    1. Yes about the less housework and washing! Smaller, simpler properties do that. :-) As for the relaxed way of living... I never feel so peaceful as when I go camping. Thanks for commenting!

  2. Tout à fait d'accord. Revenons aux choses élémentaires de la vie ( oui, mais avec mon téléphone portable ... )

  3. I've never been that keen on camping, although many love it.

    I do love those photographs, the images look wonderful.

    Hope you are having a great week.

    All the best Jan

  4. I think civilization had to come a long way before people had the time to need therapists for their angst. Don't go throwing yourself off a cliff at a moment of exhilaration just because you can :-)
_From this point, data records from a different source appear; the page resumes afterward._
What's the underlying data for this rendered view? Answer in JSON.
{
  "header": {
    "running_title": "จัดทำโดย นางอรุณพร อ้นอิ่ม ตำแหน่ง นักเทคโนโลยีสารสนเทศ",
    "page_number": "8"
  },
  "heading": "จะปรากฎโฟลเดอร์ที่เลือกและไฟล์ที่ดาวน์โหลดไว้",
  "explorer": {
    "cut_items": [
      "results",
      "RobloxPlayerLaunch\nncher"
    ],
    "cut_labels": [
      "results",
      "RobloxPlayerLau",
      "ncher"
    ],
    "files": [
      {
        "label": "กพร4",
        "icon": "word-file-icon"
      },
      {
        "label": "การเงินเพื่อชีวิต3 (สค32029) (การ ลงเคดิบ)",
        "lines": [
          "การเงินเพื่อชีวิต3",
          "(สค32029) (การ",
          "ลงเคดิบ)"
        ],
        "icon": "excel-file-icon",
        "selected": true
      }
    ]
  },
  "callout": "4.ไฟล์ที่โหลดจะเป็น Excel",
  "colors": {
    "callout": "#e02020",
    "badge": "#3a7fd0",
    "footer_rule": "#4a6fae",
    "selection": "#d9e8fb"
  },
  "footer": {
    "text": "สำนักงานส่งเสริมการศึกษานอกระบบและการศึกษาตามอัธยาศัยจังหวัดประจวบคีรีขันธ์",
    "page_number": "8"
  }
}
    1. Only if there is a lot of water to catch me at the bottom. Splash! :-)